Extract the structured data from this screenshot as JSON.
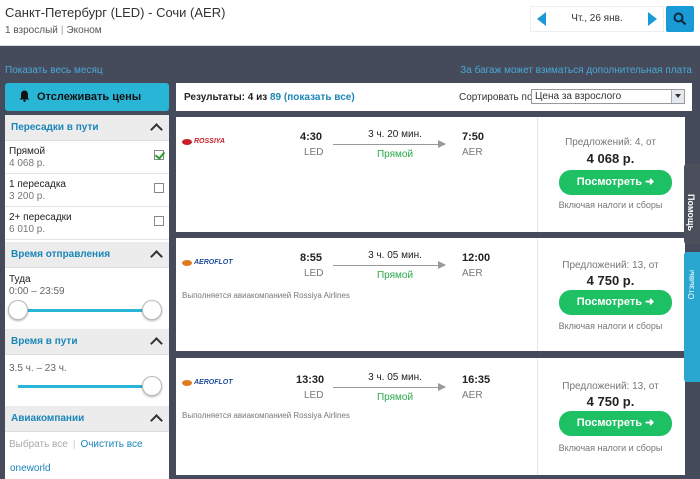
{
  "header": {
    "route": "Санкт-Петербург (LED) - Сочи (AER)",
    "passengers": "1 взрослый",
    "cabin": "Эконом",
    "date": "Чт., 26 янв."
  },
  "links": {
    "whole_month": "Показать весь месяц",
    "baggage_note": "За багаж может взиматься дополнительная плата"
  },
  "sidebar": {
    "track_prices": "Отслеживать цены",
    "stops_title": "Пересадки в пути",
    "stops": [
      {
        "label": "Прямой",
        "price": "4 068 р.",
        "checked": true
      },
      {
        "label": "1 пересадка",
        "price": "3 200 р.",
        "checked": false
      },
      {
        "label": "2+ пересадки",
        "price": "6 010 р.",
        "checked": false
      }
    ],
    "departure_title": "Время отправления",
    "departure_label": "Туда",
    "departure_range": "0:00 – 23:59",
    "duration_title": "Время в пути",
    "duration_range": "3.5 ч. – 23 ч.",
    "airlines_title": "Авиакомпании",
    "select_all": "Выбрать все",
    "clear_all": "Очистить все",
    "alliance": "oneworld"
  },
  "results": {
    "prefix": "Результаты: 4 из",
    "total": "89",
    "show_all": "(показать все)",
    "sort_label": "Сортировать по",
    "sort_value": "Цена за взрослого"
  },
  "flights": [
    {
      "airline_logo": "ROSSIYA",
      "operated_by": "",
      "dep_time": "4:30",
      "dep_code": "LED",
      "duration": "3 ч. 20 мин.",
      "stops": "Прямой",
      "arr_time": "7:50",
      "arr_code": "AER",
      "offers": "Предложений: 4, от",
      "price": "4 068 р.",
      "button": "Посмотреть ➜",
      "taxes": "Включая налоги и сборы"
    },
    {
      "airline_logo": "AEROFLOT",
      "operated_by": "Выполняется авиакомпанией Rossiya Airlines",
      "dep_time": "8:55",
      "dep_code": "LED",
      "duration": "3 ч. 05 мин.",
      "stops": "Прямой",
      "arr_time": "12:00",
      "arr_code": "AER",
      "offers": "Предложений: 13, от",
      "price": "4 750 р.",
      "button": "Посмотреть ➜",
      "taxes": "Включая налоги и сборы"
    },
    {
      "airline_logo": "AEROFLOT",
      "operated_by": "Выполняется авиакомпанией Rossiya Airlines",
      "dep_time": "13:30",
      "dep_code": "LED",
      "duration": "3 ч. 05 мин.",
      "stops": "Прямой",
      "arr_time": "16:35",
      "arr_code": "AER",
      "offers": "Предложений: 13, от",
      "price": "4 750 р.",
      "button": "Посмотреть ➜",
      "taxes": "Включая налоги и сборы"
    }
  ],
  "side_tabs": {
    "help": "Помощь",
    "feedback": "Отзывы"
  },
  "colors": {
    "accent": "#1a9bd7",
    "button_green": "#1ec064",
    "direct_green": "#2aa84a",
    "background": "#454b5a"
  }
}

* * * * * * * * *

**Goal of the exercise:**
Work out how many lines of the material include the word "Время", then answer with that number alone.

**Result of this exercise:**
2